The world's leading heavy-duty vehicle and engine manufacturing companies urge the close cooperation between policy makers in Europe, the U.S. and Japan to develop practical and effective fuel-efficiency measurement metrics, methodologies and regulations which would then be used all around the globe.
Over a dozen chief executives of the global commercial vehicle industry -- including Caterpillar, Cummins, Daimler, Hino, Isuzu, Iveco, Mack, MAN, Mitsubishi Fuso, Navistar, Nissan Diesel, Scania, Volvo and Volkswagen, met on Dec. 4 in Brussels to discuss various opportunities and needs their industry is facing. The discussions focused primarily on the issues of climate change and global energy security, but also covered global air quality- related emissions standards, improved fuel quality and specifications for renewable fuels.
The manufacturers agreed to actively encourage global policy cooperation and to provide their expertise to ensure that regulatory developments enhance the industry's technological progress within realistic time and economic constraints. "A coordinated global approach for our industry is the most effective way to contribute to achieving global fuel efficiency improvements from the road freight sector," said Leif stling, Chief Executive Officer of Scania and Chairman of the ACEA Commercial Vehicle Board, who hosted the meeting in Brussels. "We serve a global market place, and want to avoid conflicting regulations from different regions.

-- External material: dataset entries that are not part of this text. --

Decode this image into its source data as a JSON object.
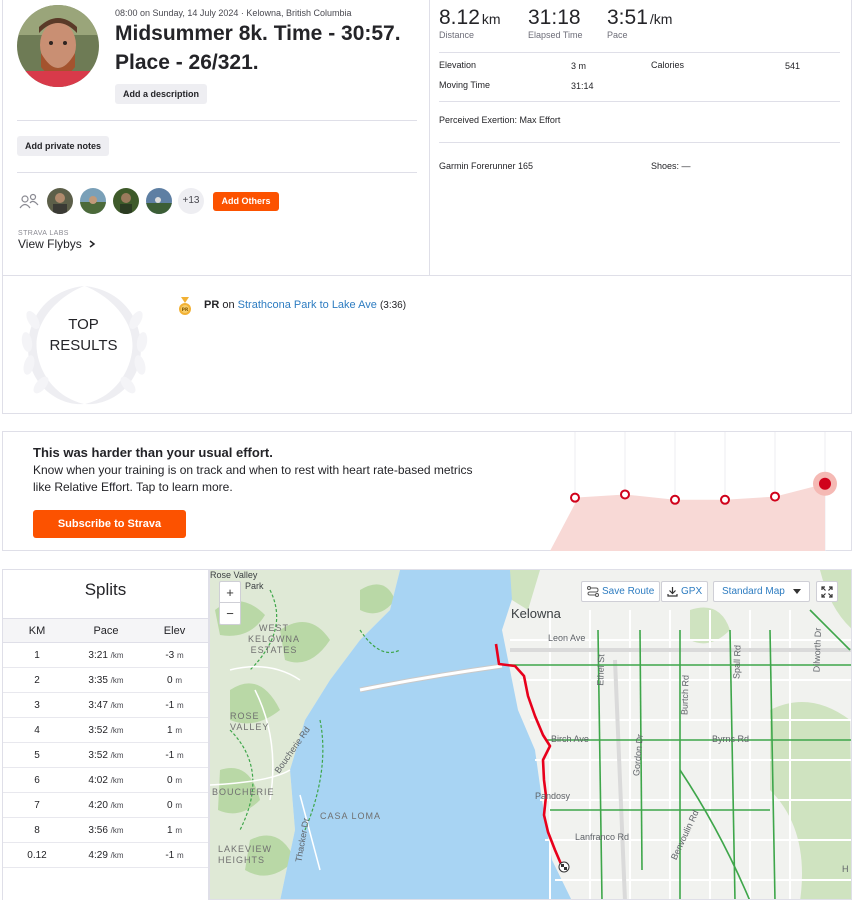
{
  "activity": {
    "meta_date": "08:00 on Sunday, 14 July 2024 · Kelowna, British Columbia",
    "title": "Midsummer 8k. Time - 30:57. Place - 26/321.",
    "add_description": "Add a description",
    "add_private_notes": "Add private notes",
    "kudos_more": "+13",
    "add_others": "Add Others",
    "labs_label": "STRAVA LABS",
    "flybys_label": "View Flybys",
    "icons": {
      "group": "people-icon",
      "chevron": "chevron-right-icon"
    }
  },
  "stats": {
    "primary": [
      {
        "value": "8.12",
        "unit": "km",
        "label": "Distance"
      },
      {
        "value": "31:18",
        "unit": "",
        "label": "Elapsed Time"
      },
      {
        "value": "3:51",
        "unit": "/km",
        "label": "Pace"
      }
    ],
    "elevation_label": "Elevation",
    "elevation_value": "3 m",
    "moving_time_label": "Moving Time",
    "moving_time_value": "31:14",
    "calories_label": "Calories",
    "calories_value": "541",
    "perceived_exertion": "Perceived Exertion: Max Effort",
    "device": "Garmin Forerunner 165",
    "shoes": "Shoes: —"
  },
  "results": {
    "top_line1": "TOP",
    "top_line2": "RESULTS",
    "pr_label": "PR",
    "pr_on": "on",
    "segment": "Strathcona Park to Lake Ave",
    "segment_time": "(3:36)",
    "medal_icon": "pr-medal-icon"
  },
  "promo": {
    "title": "This was harder than your usual effort.",
    "body": "Know when your training is on track and when to rest with heart rate-based metrics like Relative Effort. Tap to learn more.",
    "button": "Subscribe to Strava",
    "effort_points": [
      0.33,
      0.36,
      0.31,
      0.31,
      0.34,
      0.46
    ],
    "accent": "#fc5200",
    "point_color": "#d0021b"
  },
  "splits": {
    "title": "Splits",
    "headers": [
      "KM",
      "Pace",
      "Elev"
    ],
    "pace_unit": "/km",
    "elev_unit": "m",
    "rows": [
      {
        "km": "1",
        "pace": "3:21",
        "elev": "-3"
      },
      {
        "km": "2",
        "pace": "3:35",
        "elev": "0"
      },
      {
        "km": "3",
        "pace": "3:47",
        "elev": "-1"
      },
      {
        "km": "4",
        "pace": "3:52",
        "elev": "1"
      },
      {
        "km": "5",
        "pace": "3:52",
        "elev": "-1"
      },
      {
        "km": "6",
        "pace": "4:02",
        "elev": "0"
      },
      {
        "km": "7",
        "pace": "4:20",
        "elev": "0"
      },
      {
        "km": "8",
        "pace": "3:56",
        "elev": "1"
      },
      {
        "km": "0.12",
        "pace": "4:29",
        "elev": "-1"
      }
    ]
  },
  "map": {
    "zoom_in": "+",
    "zoom_out": "−",
    "save_route": "Save Route",
    "gpx": "GPX",
    "map_style": "Standard Map",
    "labels": {
      "rose_valley_park": "Rose Valley",
      "park": "Park",
      "kelowna": "Kelowna",
      "west_kelowna_estates": "WEST\nKELOWNA\nESTATES",
      "rose_valley": "ROSE\nVALLEY",
      "boucherie_rd": "Boucherie Rd",
      "boucherie": "BOUCHERIE",
      "casa_loma": "CASA LOMA",
      "lakeview_heights": "LAKEVIEW\nHEIGHTS",
      "thacker_dr": "Thacker Dr",
      "leon_ave": "Leon Ave",
      "ethel_st": "Ethel St",
      "burtch_rd": "Burtch Rd",
      "spall_rd": "Spall Rd",
      "dilworth_dr": "Dilworth Dr",
      "birch_ave": "Birch Ave",
      "byrns_rd": "Byrns Rd",
      "gordon_dr": "Gordon Dr",
      "pandosy": "Pandosy",
      "lanfranco_rd": "Lanfranco Rd",
      "benvoulin_rd": "Benvoulin Rd",
      "h": "H"
    },
    "route_color": "#e8001c",
    "water_color": "#a8d4f3"
  }
}
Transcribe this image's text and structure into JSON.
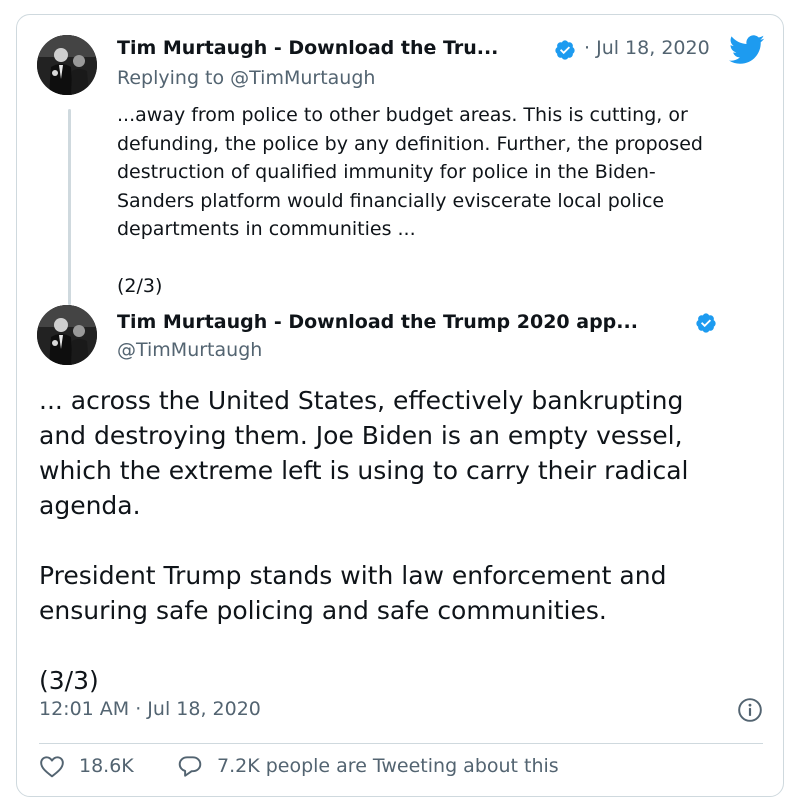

That is simply too costly, and impedes technological progress."
It is the seventh year that the chief executives of the global commercial vehicle and engine manufacturers met to address important industry issues on a global level. The meetings bring together representatives of the European Automobile Manufacturers' Association, Japan Automobile Manufacturers Association, Engine Manufacturers Association, and Truck Manufacturers Association.
Among the key topics addressed at the meeting were:
- Ongoing activities in Japan, US and EU on fuel efficiency of heavy-duty vehicles
- Progress in developing a globally accepted method for the certification of heavy-duty hybrid electric vehicles
- The use of computer simulations to evaluate fuel efficiency of the diverse commercial vehicle configurations and usage
- The positive outcome of the UNECE efforts in establishing a Global Technical Regulation for gaseous emissions testing of heavy-duty engines.
As a result of today's meeting, the chief executives agreed to initiate through OICA a proposal to UNECE to develop a certification procedure of heavy-duty hybrid electric vehicles based upon the HILS procedure used in Japan and to ask UNECE to address this issue with urgency.
Furthermore, and in relation to exhaust emission requirements, the manufacturers agreed to recommend the introduction of legislative requirements regarding market fuels, in order to ensure that the appropriate, high-quality fossil and renewable fuels are globally available for todays vehicle technologies. The commercial vehicle industry will work with the oil industry to underline the importance of this issue and ensure a constructive dialogue.
Considering the positive outcome of the UNECE process on establishing a harmonized engine certification procedure for emissions related to air quality, the chief executives encourages UNECE to take advantage of this momentum and initiate activities with the objective to develop metrics and methods to measure fuel efficiency of heavy-duty vehicles and engines and for evaluating fuel efficiency improvements of components related to air and rolling resistance.